Fast forward, now, to the present. After yet another goal Thursday night, Bickell's potted eight goals heading into Game 5 of the Conference Final, one shy of what Byfuglien had through the sweep of San Jose. He made slightly more than half a million dollars this season. His performance at "money time" this spring has likely earned him a deal at least seven to eight times more than his current salary. Heck, there might even be a team so smitten with Bickell they'd offer $5 million annually. On top of that, he's bought in -- and become very effective -- in the role he's needed.
The Blackhawks now are slightly below the current salary cap of about $71 million. Under the new CBA, the cap shrinks to just over $64 million next season. Joining Bickell on the current squad that need new deals are Ray Emery, Viktor Stalberg, Nick Leddy and Marcus Kruger. Of that remaining group, Leddy is probably the top priority, but Bickell has now moved to the forefront. I'm counting Emery as gone, after his superb work in almost splitting time with Corey Crawford in the regular season probably has a team thirsting for help in net and a starting opportunity throwing cash the Blackhawks can't match in a backup role.
Despite being in this cap pinch, I'd imagine general manager Stan Bowman is trying to find a way to keep the Bowmanville, Ontario native around. Okay, so it's actually Orono, Ontario, but I couldn't help the symmetry. The GM has found ways to get creative in rewarding and protecting priorities. First, that new CBA also allows for two contract buyouts over the next two years that don't count against the cap. He can do one now, one later, or both now if he so chooses. He has candidates for that.
He and his staff also have a grasp of whether some veterans in the middle of their salary scale are giving them proper bang for their buck. If not, perhaps it's time to cut ties with a taker who may be interested. Perhaps he goes even bolder and makes a move with a player previously considered "core." Either way, it opens an avenue to re-sign Bickell, get something decent in return, and open a wider path for the likes of a Jeremy Morin, Jimmy Hayes, Brandon Pirri, Ben Smith, Ryan Stanton or Adam Clendening to get a longer opportunity on the big stage to take over for anyone they may need to launch through this process.
On the glass-half-empty side, Bickell hasn't proven himself over an 82-game season. There were confidence issues as recently as 15 months ago. Half full, he's proven three straight years he's answered the bell when the pressure's on most -- in April, and now May and June. He seems to now "get" what it takes, physically and mentally. Still, it doesn't take long for May's hero to become December's whipping boy. Especially after a big bucks contract.
But Bickell's proven something here. In a 2004 NHL draft in which there were tons of first-round misses (and Cam Barker third overall wasn't the only one), the Blackhawks' second second-rounder is finally sitting awfully pretty. Where would this Hawks team be without him, especially as "core" guys like Patrick Kane, Jonathan Toews and Brent Seabrook have had their share of struggles in various forms this spring? There can be no question the big man has earned a big payday.

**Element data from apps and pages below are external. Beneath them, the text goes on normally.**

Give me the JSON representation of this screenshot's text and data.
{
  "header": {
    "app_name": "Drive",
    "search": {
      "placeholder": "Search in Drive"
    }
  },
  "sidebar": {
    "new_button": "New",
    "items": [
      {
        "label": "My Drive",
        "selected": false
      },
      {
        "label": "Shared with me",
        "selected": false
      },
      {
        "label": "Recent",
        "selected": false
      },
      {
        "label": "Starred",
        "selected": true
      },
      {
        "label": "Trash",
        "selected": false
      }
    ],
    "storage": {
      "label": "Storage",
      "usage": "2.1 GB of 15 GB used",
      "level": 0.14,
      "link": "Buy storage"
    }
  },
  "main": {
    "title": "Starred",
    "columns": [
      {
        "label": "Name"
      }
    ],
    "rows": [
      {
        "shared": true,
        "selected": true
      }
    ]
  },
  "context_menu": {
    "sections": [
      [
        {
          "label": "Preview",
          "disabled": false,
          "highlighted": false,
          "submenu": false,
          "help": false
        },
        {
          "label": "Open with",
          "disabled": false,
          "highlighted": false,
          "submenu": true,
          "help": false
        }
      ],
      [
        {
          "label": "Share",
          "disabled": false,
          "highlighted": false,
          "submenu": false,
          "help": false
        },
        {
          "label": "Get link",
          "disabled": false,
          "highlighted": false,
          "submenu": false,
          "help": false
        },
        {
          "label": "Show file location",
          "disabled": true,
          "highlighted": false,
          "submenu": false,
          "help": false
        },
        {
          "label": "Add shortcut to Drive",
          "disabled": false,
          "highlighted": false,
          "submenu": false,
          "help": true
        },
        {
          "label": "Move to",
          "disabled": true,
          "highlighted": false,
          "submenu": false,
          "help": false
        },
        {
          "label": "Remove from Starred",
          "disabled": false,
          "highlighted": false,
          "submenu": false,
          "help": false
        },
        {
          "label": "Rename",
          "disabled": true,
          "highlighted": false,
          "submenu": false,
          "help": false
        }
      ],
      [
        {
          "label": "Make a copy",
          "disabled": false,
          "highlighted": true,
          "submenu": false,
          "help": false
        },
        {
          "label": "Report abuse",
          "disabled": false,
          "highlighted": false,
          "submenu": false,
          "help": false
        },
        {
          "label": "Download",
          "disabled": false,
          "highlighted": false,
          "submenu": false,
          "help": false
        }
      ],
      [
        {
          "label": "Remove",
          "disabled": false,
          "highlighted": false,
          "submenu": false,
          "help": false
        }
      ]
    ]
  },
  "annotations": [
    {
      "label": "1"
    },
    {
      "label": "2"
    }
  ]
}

Props to him. We potentially have another round to see what else he might deliver under the spotlight. Then, it falls on the bosses to determine just how much Bickell's worth in Chicago, especially in a role they've been looking to fill since Byfuglien departed.